MUMBAI- Uncertainty over sunflower oil supplies due to the conflict between Russia and Ukraine is spurring demand for rivals palm oil and soyoil, fuelling a red-hot vegetable oil market.
The Black Sea accounts for 60% of world sunoil output and 76% of exports, so the uncertainty over how the crisis in the region may impact crop production and movement has prompted buyers to seek alternative oils.
Surging palm oil and soyoil prices could hit new record highs in the short term, and squeeze price-sensitive Asian and African consumers already reeling from spiralling fuel and food costs, analysts and traders said.
"We are facing a perfect storm," James Fry, chairman of commodities consultancy LMC International, told Reuters.
Buyers are already struggling to secure replacement supplies after Indonesia, the top exporter of palm oil - the most-produced edible oil - restricted exports this year while drought slammed output of soyoil - the second most produced edible oil - in South America. Vegetable oil buyers were banking on sunflower oil, the fourth most produced oil after rapeseed oil, to plug the supply gap. Russia's move to order troops into separatist regions of eastern Ukraine has now raised fears of supply disruption.
Sunflower oil vessel loading has already been delayed by at least a week from Ukraine, said Sandeep Bajoria, president of the International Sunflower Oil Association.
"Sunoil is right now the cheapest edible oil, but buyers are sceptical about delivery. They are moving towards soyoil and palm," said Bajoria, who is also chief executive of one of India's largest edible oil brokerages, Sunvin Group. India is the world's top edible oil importer.

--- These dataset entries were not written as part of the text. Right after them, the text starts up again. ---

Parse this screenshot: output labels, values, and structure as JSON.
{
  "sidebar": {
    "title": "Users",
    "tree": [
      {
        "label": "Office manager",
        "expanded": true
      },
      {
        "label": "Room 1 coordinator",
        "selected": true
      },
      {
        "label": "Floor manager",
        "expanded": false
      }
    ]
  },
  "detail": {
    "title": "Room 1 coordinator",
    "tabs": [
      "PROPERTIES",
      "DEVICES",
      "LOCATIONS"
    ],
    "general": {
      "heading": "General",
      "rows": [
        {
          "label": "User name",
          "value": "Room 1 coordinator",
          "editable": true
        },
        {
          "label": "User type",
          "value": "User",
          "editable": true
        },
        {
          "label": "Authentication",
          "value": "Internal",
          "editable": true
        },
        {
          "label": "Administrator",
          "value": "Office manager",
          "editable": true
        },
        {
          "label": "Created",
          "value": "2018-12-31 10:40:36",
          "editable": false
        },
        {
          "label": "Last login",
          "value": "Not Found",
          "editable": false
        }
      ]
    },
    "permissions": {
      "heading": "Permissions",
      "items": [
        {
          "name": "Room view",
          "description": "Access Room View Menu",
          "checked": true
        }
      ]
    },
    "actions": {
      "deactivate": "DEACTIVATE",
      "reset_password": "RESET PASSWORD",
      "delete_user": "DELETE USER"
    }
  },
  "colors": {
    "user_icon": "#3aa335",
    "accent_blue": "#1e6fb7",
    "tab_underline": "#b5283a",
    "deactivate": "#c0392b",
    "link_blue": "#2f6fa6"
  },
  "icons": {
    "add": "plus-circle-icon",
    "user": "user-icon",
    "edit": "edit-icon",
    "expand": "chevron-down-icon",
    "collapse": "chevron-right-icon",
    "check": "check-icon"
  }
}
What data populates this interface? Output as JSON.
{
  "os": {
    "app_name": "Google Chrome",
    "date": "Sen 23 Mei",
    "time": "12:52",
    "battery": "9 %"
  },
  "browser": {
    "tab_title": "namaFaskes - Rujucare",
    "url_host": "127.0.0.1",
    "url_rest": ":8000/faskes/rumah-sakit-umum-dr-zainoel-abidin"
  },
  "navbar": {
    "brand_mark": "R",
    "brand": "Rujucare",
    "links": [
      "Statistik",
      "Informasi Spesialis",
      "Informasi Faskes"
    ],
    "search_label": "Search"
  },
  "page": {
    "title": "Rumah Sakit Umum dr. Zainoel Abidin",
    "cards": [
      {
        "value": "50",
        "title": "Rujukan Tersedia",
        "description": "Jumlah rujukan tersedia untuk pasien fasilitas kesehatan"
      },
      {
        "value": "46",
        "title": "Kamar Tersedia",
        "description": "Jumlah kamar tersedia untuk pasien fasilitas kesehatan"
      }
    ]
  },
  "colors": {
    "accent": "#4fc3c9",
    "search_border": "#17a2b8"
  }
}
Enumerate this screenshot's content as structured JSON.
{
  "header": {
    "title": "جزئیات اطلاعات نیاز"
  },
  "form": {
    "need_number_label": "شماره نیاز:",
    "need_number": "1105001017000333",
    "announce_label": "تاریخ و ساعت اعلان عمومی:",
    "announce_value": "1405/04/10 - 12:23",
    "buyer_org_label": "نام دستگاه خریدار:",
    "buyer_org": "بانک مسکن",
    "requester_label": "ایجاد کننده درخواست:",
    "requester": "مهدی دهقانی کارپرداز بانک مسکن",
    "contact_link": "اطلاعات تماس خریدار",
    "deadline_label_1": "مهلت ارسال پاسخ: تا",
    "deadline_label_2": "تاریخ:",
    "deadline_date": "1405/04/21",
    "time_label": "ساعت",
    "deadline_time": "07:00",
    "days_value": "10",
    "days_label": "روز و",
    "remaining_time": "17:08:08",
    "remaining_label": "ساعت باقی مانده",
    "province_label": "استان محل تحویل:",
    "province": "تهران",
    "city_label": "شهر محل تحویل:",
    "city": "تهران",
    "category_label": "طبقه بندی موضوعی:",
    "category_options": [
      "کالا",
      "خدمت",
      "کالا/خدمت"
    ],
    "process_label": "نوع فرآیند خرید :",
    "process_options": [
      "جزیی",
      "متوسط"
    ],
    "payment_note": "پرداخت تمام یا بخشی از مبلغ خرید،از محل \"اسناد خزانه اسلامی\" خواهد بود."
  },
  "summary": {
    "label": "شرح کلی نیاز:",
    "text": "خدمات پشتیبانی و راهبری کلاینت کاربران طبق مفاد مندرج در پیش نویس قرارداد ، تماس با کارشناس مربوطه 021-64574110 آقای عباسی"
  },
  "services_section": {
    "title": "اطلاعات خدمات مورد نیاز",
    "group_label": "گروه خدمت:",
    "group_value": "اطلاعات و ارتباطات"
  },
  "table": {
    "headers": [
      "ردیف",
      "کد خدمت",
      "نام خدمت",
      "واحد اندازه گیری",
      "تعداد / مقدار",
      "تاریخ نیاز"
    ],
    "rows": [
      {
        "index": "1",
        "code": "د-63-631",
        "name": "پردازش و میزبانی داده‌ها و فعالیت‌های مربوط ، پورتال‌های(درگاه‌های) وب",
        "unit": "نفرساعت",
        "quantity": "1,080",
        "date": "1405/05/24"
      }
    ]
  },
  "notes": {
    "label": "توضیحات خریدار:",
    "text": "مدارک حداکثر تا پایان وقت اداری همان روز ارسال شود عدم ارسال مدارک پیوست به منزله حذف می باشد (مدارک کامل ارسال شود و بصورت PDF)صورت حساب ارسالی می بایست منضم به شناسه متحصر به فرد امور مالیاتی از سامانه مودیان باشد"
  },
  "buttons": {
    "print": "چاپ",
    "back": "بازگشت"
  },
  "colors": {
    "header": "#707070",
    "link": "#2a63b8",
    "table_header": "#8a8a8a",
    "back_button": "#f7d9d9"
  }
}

Crude palm and soybean oils are being offered at a record $1,700 a tonne - including cost, insurance and freight (CIF) - in India for March shipments, compared with $1,620 for crude sunflower oil, traders said.
Palm oil usually trades at a substantial discount to soyoil and sunoil, but Indonesia's export curbs have lifted the tropical oil's price by 27.5% this year, more than any rival.
That has slowed purchases from cost-sensitive buyers in India and China, who had hoped prices would weaken, said a Kuala Lumpur based dealer.
But tightening local inventories in key consumer hubs means those buyers may soon have to re-stock.
"They don't have a choice. They have to replenish inventories at record high prices," the dealer said.
Despite the geopolitical tensions, sunoil remains a popular choice among potential buyers.
"For the short term sunoil supplies may get disrupted, but once the situation normalises, sunoil supplies would pick up," said Sudhakar Desai, president of the Indian Vegetable Oil Producers' Association (IVPA).
Sunflower oil exports from Ukraine could jump to 6.6 million tonnes in the 2021/22 season from 5.3 million tonnes in 2020/21, Ukrainian sunoil producers' union estimates.
While the uncertainty surrounding Black Sea sun oil shipments persists, global edible oil prices are set to remain elevated unless Indonesia lifts its export curbs, said a Mumbai-based dealer with a global trading firm.
"Only Indonesia can salvage the consumers. We can’t rely on soyoil as soybean crop size has been continuously shrinking in South America," the dealer said.
(Reporting by Rajendra Jadhav; editing by Gavin Maguire and Emelia Sithole-Matarise) ((firstname.lastname@example.org; +91-22-68414378 ; Reuters Messaging: email@example.com))